While we could spend a great deal of time looking at all of the ins and outs of the user interface, the bulk of that work was done in a previous review. The latest production release of Synology's firmware, called DiskStation Manager (DSM), is version 3.2. This was the same firmware that was well documented in the October 2011 review of the DS411
. For a more thorough look at some of the features of DSM 3.2, please have a look at that review as well as the handful of screenshots below.
The bulk of your interactions with the DS212 and its feature-packed firmware will be via a web browser. The installation DVD will help you find and connect to the DiskStation initially, but beyond that you will simply want to go to its address on your local network. The screenshot below shows the login screen, which has been customized from within the firmware during a previous session.
The below left image shows the main page of the DSM 3.2 interface. It looks a bit like the desktop of an operating system, and this is just one of the many ways that Synology has created an intuitive system to make managing your NAS simple. Not only are things well laid out, there is ample help available, you can search for what you want if it is not immediately obvious to you, and aesthetically everything is very well done. On top of all of that, it is the quickest NAS interface I have used; responding to commands as you might expect a system to... quickly!
The above right image takes a look at the Web Services tab, as one example of how Synology guides you through your configuration.
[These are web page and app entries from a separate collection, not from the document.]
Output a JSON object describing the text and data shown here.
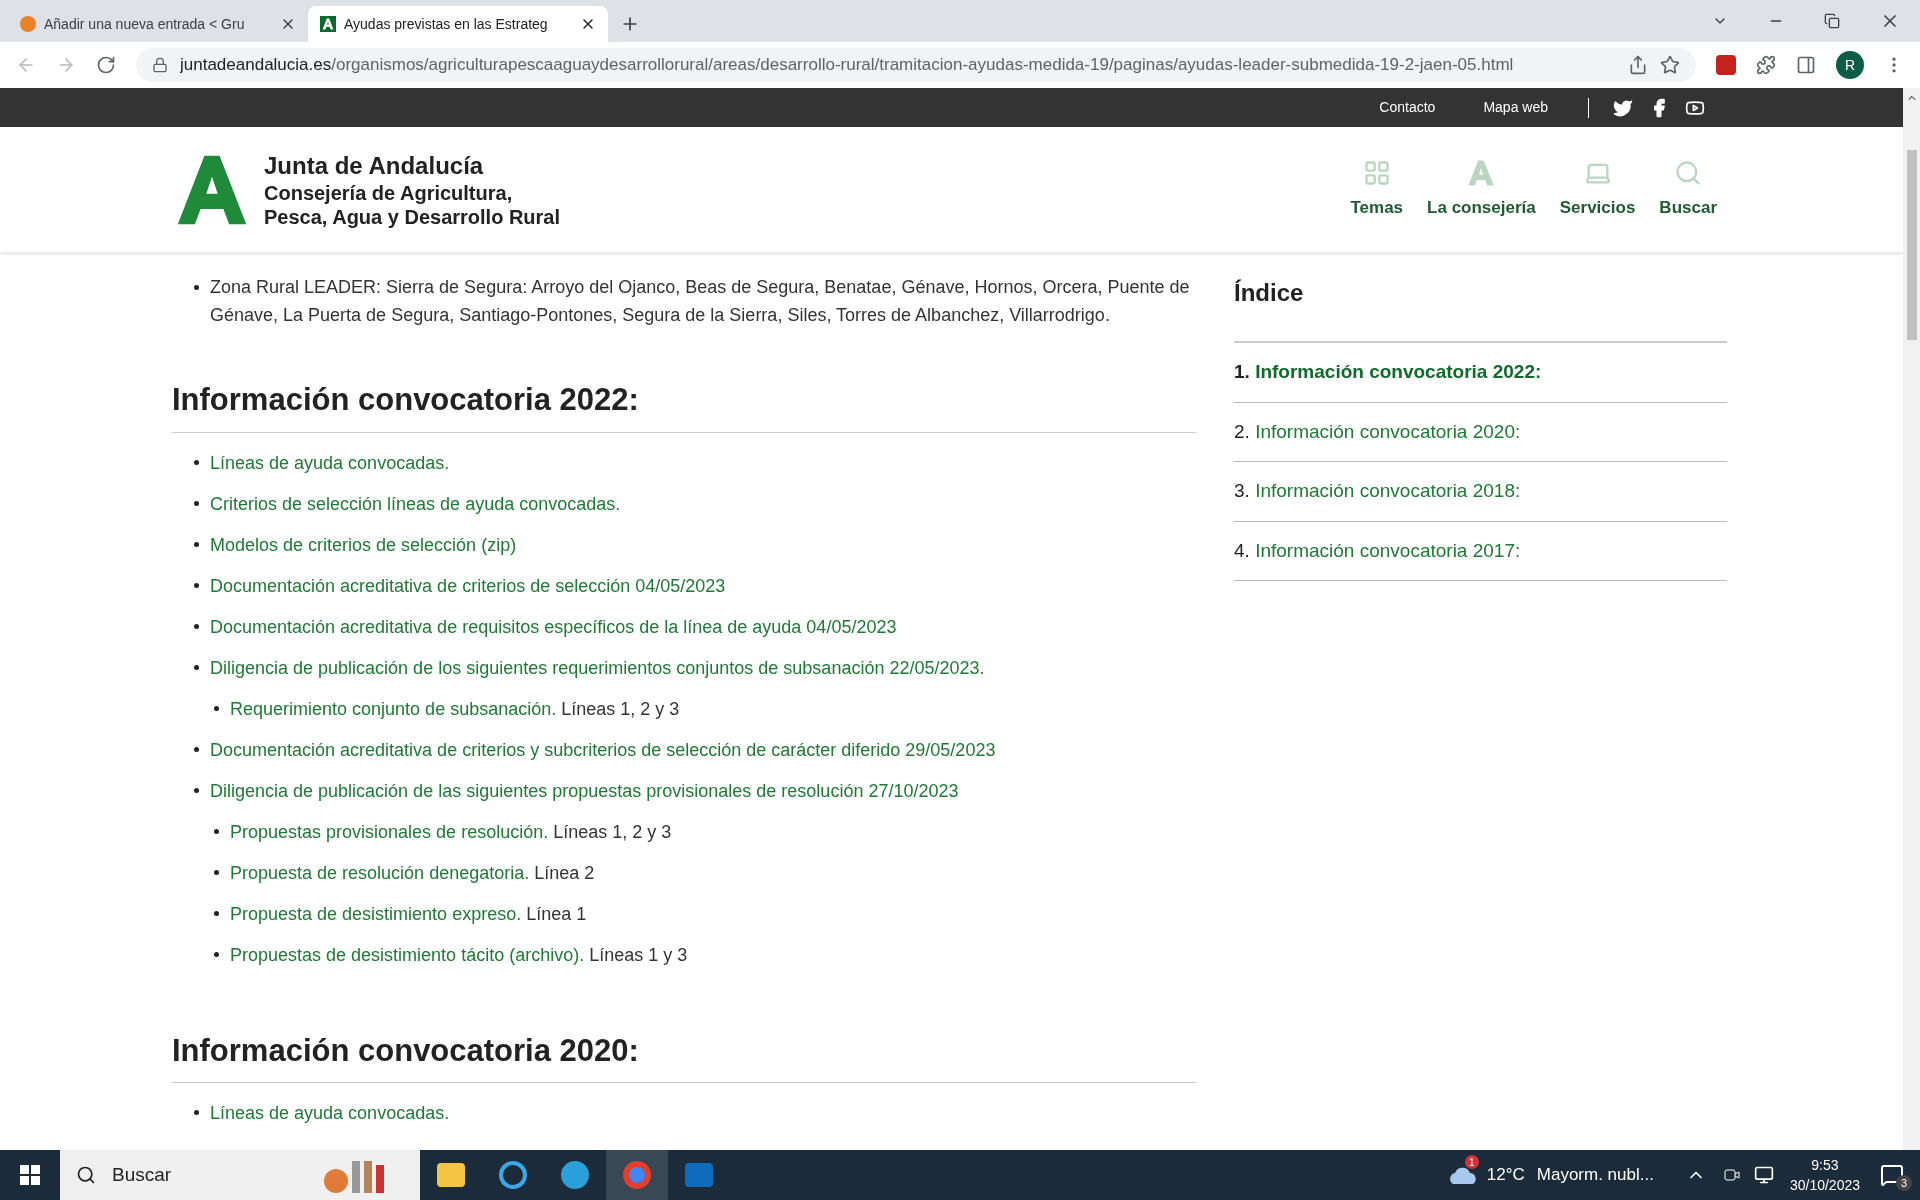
{
  "browser": {
    "tabs": [
      {
        "title": "Añadir una nueva entrada < Gru",
        "selected": false
      },
      {
        "title": "Ayudas previstas en las Estrateg",
        "selected": true
      }
    ],
    "url_host": "juntadeandalucia.es",
    "url_path": "/organismos/agriculturapescaaguaydesarrollorural/areas/desarrollo-rural/tramitacion-ayudas-medida-19/paginas/ayudas-leader-submedida-19-2-jaen-05.html",
    "profile": "R"
  },
  "top_bar": {
    "links": [
      "Contacto",
      "Mapa web"
    ]
  },
  "header": {
    "title": "Junta de Andalucía",
    "subtitle_lines": [
      "Consejería de Agricultura,",
      "Pesca, Agua y Desarrollo Rural"
    ],
    "nav": [
      {
        "kind": "grid",
        "label": "Temas"
      },
      {
        "kind": "logo",
        "label": "La consejería"
      },
      {
        "kind": "laptop",
        "label": "Servicios"
      },
      {
        "kind": "search",
        "label": "Buscar"
      }
    ]
  },
  "content": {
    "intro": "Zona Rural LEADER: Sierra de Segura: Arroyo del Ojanco, Beas de Segura, Benatae, Génave, Hornos, Orcera, Puente de Génave, La Puerta de Segura, Santiago-Pontones, Segura de la Sierra, Siles, Torres de Albanchez, Villarrodrigo.",
    "sections": [
      {
        "heading": "Información convocatoria 2022:",
        "items": [
          {
            "link": "Líneas de ayuda convocadas."
          },
          {
            "link": "Criterios de selección líneas de ayuda convocadas."
          },
          {
            "link": "Modelos de criterios de selección (zip)"
          },
          {
            "link": "Documentación acreditativa de criterios de selección 04/05/2023"
          },
          {
            "link": "Documentación acreditativa de requisitos específicos de la línea de ayuda 04/05/2023"
          },
          {
            "link": "Diligencia de publicación de los siguientes requerimientos conjuntos de subsanación 22/05/2023.",
            "children": [
              {
                "link": "Requerimiento conjunto de subsanación.",
                "text": "Líneas 1, 2 y 3"
              }
            ]
          },
          {
            "link": "Documentación acreditativa de criterios y subcriterios de selección de carácter diferido 29/05/2023"
          },
          {
            "link": "Diligencia de publicación de las siguientes propuestas provisionales de resolución 27/10/2023",
            "children": [
              {
                "link": "Propuestas provisionales de resolución.",
                "text": "Líneas 1, 2 y 3"
              },
              {
                "link": "Propuesta de resolución denegatoria.",
                "text": "Línea 2"
              },
              {
                "link": "Propuesta de desistimiento expreso.",
                "text": "Línea 1"
              },
              {
                "link": "Propuestas de desistimiento tácito (archivo).",
                "text": "Líneas 1 y 3"
              }
            ]
          }
        ]
      },
      {
        "heading": "Información convocatoria 2020:",
        "items": [
          {
            "link": "Líneas de ayuda convocadas."
          }
        ]
      }
    ]
  },
  "index": {
    "title": "Índice",
    "items": [
      {
        "number": "1.",
        "label": "Información convocatoria 2022:",
        "selected": true
      },
      {
        "number": "2.",
        "label": "Información convocatoria 2020:",
        "selected": false
      },
      {
        "number": "3.",
        "label": "Información convocatoria 2018:",
        "selected": false
      },
      {
        "number": "4.",
        "label": "Información convocatoria 2017:",
        "selected": false
      }
    ]
  },
  "taskbar": {
    "search_placeholder": "Buscar",
    "weather_badge": "1",
    "temperature": "12°C",
    "weather": "Mayorm. nubl...",
    "time": "9:53",
    "date": "30/10/2023",
    "notifications": "3"
  }
}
Not only are the options explained a bit under each check box, you can click the "?" for more help, or go to the search box if necessary. From the technical side of things, this page is used to enable web services on the DS212, including web hosting and the use of MySQL databases with the hosting. Other tabs in this group are available to configure other related features, including PHP, HTTP, and WebDAV.
The below left image shows one of the tabs for configuring local file shares, while the below right image shows a group of tabs for configuring base DSM settings (with the selection of login screens being a part of this group).